While there is no prescribed pathway to the executive leadership ranks of the academy, one thing is clear—the possession of a terminal degree from even the most prestigious institution is not adequate. According to the online publication Inside Higher Ed, the increasing corporatization of American universities has shifted the emphasis from “ethical and intellectual leadership” to “financial savvy, political skills and fundraising experience.”
While some of these appointees have struggled to find their leadership footing, and have had short-lived presidencies, others have excelled in moving the institution forward in significant ways. According to the recent survey results from the American Council on Education, the average president is age 62, a full decade older than the average age 30 years ago. The average tenure of a college president in their current job was 6.5 years in 2016, down from seven years in 2011. It was 8.5 years in 2006. Furthermore, more than half of today’s presidents (54%) expect to step down within five years.
Recent research by Dr. Walter M. Kimbrough, an esteemed HBCU president himself, and by others, revealed that between 2010 and 2014, HBCU presidents’ tenures lasted for an average of 3.3 years, while the average tenure of presidents across all 4-year higher education institutions in the same years was 7 years.
Even though the reasons for the shorter length of presidential tenure at HBCUs are numerous and varied, now seems like an opportune time to focus on identifying and nurturing the executive ranks of the next generation of HBCU leaders, including chief officers of academic affairs, fiscal affairs, enrollment management and student success, research, and information technology, among other areas. After all, the success of a university president is inextricably linked to the collective strengths of the institution’s total leadership team and its governing board.
In the mid-1960s, when I confessed my aspirations of leading a Black college with my mentor, there existed but one nationally recognized leadership development program, the American Council on Education Fellows Program, which was founded in 1965. Seventeen years later, I would be selected as an ACE Fellow and afforded the opportunity to spend a full academic year splitting my time between the president’s office at Indiana University in Bloomington, Indiana, and Roosevelt University in Chicago. In the years since the ACE Fellows Program was founded, a plethora of higher education leadership programs of varying lengths and costs have emerged. At the end of this column is an abbreviated list of programs founded for the expressed purpose of identifying and nurturing a diverse pool of higher education leaders. While no endorsement is offered nor intended, suffice it to say that today’s aspiring university executives have numerous leadership development options from which to choose. Equally important, they can choose from programs designed and administered by accomplished leaders from all sectors of the academy, including HBCUs.

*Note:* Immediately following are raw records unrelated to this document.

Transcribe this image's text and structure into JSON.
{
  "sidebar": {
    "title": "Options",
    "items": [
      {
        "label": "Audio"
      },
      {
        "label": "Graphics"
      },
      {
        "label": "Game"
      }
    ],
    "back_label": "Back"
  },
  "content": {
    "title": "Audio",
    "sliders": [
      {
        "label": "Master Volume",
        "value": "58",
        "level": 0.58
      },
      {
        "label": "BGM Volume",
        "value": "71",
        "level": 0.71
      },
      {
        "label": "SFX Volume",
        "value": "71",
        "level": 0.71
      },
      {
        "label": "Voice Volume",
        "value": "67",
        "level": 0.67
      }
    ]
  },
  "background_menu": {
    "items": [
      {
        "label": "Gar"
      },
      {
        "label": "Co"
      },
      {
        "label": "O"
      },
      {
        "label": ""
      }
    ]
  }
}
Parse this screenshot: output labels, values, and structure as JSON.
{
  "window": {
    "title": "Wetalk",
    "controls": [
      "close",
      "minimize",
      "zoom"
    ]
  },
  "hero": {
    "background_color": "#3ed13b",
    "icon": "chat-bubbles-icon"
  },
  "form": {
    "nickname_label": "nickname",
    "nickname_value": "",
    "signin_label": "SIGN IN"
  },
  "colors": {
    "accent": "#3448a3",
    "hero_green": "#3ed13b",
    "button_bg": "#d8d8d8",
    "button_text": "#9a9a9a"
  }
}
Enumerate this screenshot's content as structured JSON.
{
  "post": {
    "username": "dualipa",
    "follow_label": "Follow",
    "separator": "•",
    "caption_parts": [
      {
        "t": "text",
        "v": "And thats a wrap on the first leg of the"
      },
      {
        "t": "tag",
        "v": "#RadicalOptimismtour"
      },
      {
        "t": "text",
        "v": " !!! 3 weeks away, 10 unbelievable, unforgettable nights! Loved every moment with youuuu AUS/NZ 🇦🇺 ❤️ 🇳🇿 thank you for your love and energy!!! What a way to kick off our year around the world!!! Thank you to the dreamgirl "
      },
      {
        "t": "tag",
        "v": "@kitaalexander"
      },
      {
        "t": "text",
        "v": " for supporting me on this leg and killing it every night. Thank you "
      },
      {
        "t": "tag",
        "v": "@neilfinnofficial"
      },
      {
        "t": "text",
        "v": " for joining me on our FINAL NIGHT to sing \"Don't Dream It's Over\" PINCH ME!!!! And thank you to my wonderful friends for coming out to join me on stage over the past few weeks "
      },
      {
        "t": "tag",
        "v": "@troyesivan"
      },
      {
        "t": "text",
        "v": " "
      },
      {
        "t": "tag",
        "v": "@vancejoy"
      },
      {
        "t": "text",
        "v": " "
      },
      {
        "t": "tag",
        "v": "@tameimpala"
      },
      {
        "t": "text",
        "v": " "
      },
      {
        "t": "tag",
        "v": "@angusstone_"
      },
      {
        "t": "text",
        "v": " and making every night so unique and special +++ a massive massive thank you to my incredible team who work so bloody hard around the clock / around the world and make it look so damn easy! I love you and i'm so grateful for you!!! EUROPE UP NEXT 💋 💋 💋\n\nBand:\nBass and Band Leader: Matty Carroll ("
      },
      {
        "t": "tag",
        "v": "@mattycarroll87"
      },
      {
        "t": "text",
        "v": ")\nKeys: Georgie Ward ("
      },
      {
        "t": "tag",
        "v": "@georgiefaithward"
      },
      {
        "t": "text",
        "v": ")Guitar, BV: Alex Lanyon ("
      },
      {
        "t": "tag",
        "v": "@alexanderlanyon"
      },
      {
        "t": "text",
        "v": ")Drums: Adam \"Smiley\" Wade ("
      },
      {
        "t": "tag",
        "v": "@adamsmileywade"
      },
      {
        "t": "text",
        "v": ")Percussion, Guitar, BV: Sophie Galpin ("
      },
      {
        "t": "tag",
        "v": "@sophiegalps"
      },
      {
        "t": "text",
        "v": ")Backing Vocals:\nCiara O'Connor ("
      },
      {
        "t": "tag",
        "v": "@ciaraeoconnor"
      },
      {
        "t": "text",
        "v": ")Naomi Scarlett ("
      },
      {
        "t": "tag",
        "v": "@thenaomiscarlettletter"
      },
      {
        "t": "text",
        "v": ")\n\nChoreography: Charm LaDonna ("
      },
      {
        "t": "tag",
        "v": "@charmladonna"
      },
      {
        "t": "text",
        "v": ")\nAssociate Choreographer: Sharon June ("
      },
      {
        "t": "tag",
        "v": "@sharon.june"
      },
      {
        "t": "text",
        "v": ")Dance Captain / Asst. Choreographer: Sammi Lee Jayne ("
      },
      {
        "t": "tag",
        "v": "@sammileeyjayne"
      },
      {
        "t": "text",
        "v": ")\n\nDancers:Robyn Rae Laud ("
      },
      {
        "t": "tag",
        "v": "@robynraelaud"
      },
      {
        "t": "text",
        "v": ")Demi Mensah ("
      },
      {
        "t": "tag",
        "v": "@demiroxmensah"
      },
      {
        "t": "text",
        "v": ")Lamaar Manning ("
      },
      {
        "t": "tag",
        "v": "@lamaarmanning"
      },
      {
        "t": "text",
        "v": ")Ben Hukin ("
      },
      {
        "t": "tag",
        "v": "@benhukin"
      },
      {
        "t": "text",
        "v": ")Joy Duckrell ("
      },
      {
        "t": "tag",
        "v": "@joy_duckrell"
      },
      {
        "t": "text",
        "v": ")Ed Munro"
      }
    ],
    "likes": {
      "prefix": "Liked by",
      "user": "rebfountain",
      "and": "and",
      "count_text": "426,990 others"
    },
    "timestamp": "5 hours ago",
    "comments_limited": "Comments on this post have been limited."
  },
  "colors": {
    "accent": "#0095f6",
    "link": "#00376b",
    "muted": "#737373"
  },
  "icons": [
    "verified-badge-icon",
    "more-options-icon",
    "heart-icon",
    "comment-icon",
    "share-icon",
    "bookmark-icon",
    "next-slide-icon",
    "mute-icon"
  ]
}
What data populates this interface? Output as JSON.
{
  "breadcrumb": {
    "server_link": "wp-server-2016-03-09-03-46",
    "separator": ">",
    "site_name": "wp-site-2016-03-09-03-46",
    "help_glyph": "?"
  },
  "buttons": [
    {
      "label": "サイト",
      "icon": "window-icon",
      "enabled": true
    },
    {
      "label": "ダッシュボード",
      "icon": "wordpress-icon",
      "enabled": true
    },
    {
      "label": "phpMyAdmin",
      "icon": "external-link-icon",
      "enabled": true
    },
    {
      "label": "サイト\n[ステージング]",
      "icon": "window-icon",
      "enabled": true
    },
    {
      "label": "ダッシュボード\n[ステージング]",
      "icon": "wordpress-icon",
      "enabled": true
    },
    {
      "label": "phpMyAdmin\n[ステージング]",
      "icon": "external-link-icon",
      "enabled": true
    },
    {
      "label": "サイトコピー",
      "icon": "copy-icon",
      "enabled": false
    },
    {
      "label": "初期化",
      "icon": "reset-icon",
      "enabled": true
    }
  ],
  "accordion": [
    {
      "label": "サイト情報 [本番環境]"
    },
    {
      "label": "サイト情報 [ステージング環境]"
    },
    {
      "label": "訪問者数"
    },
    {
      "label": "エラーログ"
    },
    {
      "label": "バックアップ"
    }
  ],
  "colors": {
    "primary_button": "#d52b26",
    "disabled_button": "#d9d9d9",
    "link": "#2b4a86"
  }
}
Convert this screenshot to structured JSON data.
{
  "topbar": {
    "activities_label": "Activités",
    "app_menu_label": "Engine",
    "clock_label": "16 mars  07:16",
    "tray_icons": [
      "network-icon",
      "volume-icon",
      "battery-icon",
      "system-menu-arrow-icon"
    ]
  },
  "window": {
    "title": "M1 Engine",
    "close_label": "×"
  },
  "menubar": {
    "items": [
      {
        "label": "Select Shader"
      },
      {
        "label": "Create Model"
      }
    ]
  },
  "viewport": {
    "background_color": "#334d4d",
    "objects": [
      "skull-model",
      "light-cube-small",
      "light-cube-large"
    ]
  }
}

A Partial List of Higher Education Leadership Development Initiatives
Dr. Charlie Nelms is the chancellor emeritus at North Carolina Central University.